What to work on:
Print out the records that follow, exactly and completely.

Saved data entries

##########

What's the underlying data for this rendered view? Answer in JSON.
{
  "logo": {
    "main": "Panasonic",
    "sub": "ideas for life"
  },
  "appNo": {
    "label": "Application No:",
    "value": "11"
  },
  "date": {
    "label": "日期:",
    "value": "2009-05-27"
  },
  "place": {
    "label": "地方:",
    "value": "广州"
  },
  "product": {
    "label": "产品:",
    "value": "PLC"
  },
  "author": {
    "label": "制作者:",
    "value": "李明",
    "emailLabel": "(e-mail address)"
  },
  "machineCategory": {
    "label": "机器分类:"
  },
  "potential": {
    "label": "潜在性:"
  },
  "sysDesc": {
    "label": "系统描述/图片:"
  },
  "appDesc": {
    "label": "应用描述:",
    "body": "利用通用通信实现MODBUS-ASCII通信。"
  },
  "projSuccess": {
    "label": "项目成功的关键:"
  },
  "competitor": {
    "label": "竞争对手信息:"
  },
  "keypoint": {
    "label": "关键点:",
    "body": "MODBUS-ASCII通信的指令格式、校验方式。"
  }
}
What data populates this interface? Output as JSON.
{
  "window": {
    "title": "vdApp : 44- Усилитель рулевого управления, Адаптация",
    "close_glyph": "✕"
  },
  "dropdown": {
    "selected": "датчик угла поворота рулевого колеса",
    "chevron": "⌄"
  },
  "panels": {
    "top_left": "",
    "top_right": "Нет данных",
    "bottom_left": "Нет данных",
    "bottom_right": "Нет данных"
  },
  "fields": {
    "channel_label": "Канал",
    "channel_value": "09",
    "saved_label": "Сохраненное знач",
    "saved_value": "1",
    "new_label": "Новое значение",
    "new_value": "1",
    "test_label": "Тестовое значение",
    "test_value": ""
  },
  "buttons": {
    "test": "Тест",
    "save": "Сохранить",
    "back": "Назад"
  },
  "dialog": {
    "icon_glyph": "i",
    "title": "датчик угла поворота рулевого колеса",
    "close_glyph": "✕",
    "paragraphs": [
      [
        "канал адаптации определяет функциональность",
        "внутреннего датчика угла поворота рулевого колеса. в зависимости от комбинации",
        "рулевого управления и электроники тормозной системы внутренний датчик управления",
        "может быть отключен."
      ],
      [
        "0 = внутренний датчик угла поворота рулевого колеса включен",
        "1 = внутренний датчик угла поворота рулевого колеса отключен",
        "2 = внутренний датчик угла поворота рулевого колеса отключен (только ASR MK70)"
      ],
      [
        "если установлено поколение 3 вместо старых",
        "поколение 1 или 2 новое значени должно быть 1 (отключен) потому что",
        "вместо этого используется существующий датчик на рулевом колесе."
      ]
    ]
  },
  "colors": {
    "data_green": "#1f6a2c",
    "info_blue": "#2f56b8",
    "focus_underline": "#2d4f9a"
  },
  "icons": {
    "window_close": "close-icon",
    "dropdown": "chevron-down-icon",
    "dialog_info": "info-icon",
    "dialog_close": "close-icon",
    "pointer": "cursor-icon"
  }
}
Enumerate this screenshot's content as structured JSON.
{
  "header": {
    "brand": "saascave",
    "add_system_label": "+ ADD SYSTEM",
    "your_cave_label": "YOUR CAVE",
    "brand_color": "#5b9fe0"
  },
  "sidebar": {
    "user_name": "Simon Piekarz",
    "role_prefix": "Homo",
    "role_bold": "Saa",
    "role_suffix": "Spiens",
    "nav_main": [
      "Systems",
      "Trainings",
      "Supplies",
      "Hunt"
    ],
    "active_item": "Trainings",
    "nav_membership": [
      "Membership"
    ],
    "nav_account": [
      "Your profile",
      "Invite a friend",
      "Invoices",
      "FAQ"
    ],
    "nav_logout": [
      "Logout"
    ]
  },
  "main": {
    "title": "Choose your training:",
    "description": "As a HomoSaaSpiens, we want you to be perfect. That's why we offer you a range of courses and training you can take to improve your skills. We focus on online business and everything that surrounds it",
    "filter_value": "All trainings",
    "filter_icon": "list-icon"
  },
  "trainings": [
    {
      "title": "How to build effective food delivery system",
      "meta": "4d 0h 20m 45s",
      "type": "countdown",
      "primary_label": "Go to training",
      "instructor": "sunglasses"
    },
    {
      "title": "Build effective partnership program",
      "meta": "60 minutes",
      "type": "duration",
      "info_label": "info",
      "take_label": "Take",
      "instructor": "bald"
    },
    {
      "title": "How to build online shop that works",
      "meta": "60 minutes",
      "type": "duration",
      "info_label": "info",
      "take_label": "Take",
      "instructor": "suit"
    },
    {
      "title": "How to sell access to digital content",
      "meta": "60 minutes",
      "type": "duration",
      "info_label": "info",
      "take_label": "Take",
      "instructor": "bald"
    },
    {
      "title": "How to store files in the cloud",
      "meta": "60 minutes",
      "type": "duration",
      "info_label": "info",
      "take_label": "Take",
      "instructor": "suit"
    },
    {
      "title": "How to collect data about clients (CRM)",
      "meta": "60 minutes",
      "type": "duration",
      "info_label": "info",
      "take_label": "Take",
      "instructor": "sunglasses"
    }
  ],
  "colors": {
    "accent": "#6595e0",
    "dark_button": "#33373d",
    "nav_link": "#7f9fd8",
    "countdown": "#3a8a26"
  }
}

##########

Exercise answer:
What's the underlying data for this rendered view? Answer in JSON.
{
  "logo": {
    "main": "Panasonic",
    "sub": "ideas for life"
  },
  "appNo": {
    "label": "Application No:",
    "value": "11"
  },
  "date": {
    "label": "日期:",
    "value": "2009-05-27"
  },
  "place": {
    "label": "地方:",
    "value": "广州"
  },
  "product": {
    "label": "产品:",
    "value": "PLC"
  },
  "author": {
    "label": "制作者:",
    "value": "李明",
    "emailLabel": "(e-mail address)"
  },
  "machineCategory": {
    "label": "机器分类:"
  },
  "potential": {
    "label": "潜在性:"
  },
  "sysDesc": {
    "label": "系统描述/图片:"
  },
  "appDesc": {
    "label": "应用描述:",
    "body": "利用通用通信实现MODBUS-ASCII通信。"
  },
  "projSuccess": {
    "label": "项目成功的关键:"
  },
  "competitor": {
    "label": "竞争对手信息:"
  },
  "keypoint": {
    "label": "关键点:",
    "body": "MODBUS-ASCII通信的指令格式、校验方式。"
  }
}
What data populates this interface? Output as JSON.
{
  "window": {
    "title": "vdApp : 44- Усилитель рулевого управления, Адаптация",
    "close_glyph": "✕"
  },
  "dropdown": {
    "selected": "датчик угла поворота рулевого колеса",
    "chevron": "⌄"
  },
  "panels": {
    "top_left": "",
    "top_right": "Нет данных",
    "bottom_left": "Нет данных",
    "bottom_right": "Нет данных"
  },
  "fields": {
    "channel_label": "Канал",
    "channel_value": "09",
    "saved_label": "Сохраненное знач",
    "saved_value": "1",
    "new_label": "Новое значение",
    "new_value": "1",
    "test_label": "Тестовое значение",
    "test_value": ""
  },
  "buttons": {
    "test": "Тест",
    "save": "Сохранить",
    "back": "Назад"
  },
  "dialog": {
    "icon_glyph": "i",
    "title": "датчик угла поворота рулевого колеса",
    "close_glyph": "✕",
    "paragraphs": [
      [
        "канал адаптации определяет функциональность",
        "внутреннего датчика угла поворота рулевого колеса. в зависимости от комбинации",
        "рулевого управления и электроники тормозной системы внутренний датчик управления",
        "может быть отключен."
      ],
      [
        "0 = внутренний датчик угла поворота рулевого колеса включен",
        "1 = внутренний датчик угла поворота рулевого колеса отключен",
        "2 = внутренний датчик угла поворота рулевого колеса отключен (только ASR MK70)"
      ],
      [
        "если установлено поколение 3 вместо старых",
        "поколение 1 или 2 новое значени должно быть 1 (отключен) потому что",
        "вместо этого используется существующий датчик на рулевом колесе."
      ]
    ]
  },
  "colors": {
    "data_green": "#1f6a2c",
    "info_blue": "#2f56b8",
    "focus_underline": "#2d4f9a"
  },
  "icons": {
    "window_close": "close-icon",
    "dropdown": "chevron-down-icon",
    "dialog_info": "info-icon",
    "dialog_close": "close-icon",
    "pointer": "cursor-icon"
  }
}
Enumerate this screenshot's content as structured JSON.
{
  "header": {
    "brand": "saascave",
    "add_system_label": "+ ADD SYSTEM",
    "your_cave_label": "YOUR CAVE",
    "brand_color": "#5b9fe0"
  },
  "sidebar": {
    "user_name": "Simon Piekarz",
    "role_prefix": "Homo",
    "role_bold": "Saa",
    "role_suffix": "Spiens",
    "nav_main": [
      "Systems",
      "Trainings",
      "Supplies",
      "Hunt"
    ],
    "active_item": "Trainings",
    "nav_membership": [
      "Membership"
    ],
    "nav_account": [
      "Your profile",
      "Invite a friend",
      "Invoices",
      "FAQ"
    ],
    "nav_logout": [
      "Logout"
    ]
  },
  "main": {
    "title": "Choose your training:",
    "description": "As a HomoSaaSpiens, we want you to be perfect. That's why we offer you a range of courses and training you can take to improve your skills. We focus on online business and everything that surrounds it",
    "filter_value": "All trainings",
    "filter_icon": "list-icon"
  },
  "trainings": [
    {
      "title": "How to build effective food delivery system",
      "meta": "4d 0h 20m 45s",
      "type": "countdown",
      "primary_label": "Go to training",
      "instructor": "sunglasses"
    },
    {
      "title": "Build effective partnership program",
      "meta": "60 minutes",
      "type": "duration",
      "info_label": "info",
      "take_label": "Take",
      "instructor": "bald"
    },
    {
      "title": "How to build online shop that works",
      "meta": "60 minutes",
      "type": "duration",
      "info_label": "info",
      "take_label": "Take",
      "instructor": "suit"
    },
    {
      "title": "How to sell access to digital content",
      "meta": "60 minutes",
      "type": "duration",
      "info_label": "info",
      "take_label": "Take",
      "instructor": "bald"
    },
    {
      "title": "How to store files in the cloud",
      "meta": "60 minutes",
      "type": "duration",
      "info_label": "info",
      "take_label": "Take",
      "instructor": "suit"
    },
    {
      "title": "How to collect data about clients (CRM)",
      "meta": "60 minutes",
      "type": "duration",
      "info_label": "info",
      "take_label": "Take",
      "instructor": "sunglasses"
    }
  ],
  "colors": {
    "accent": "#6595e0",
    "dark_button": "#33373d",
    "nav_link": "#7f9fd8",
    "countdown": "#3a8a26"
  }
}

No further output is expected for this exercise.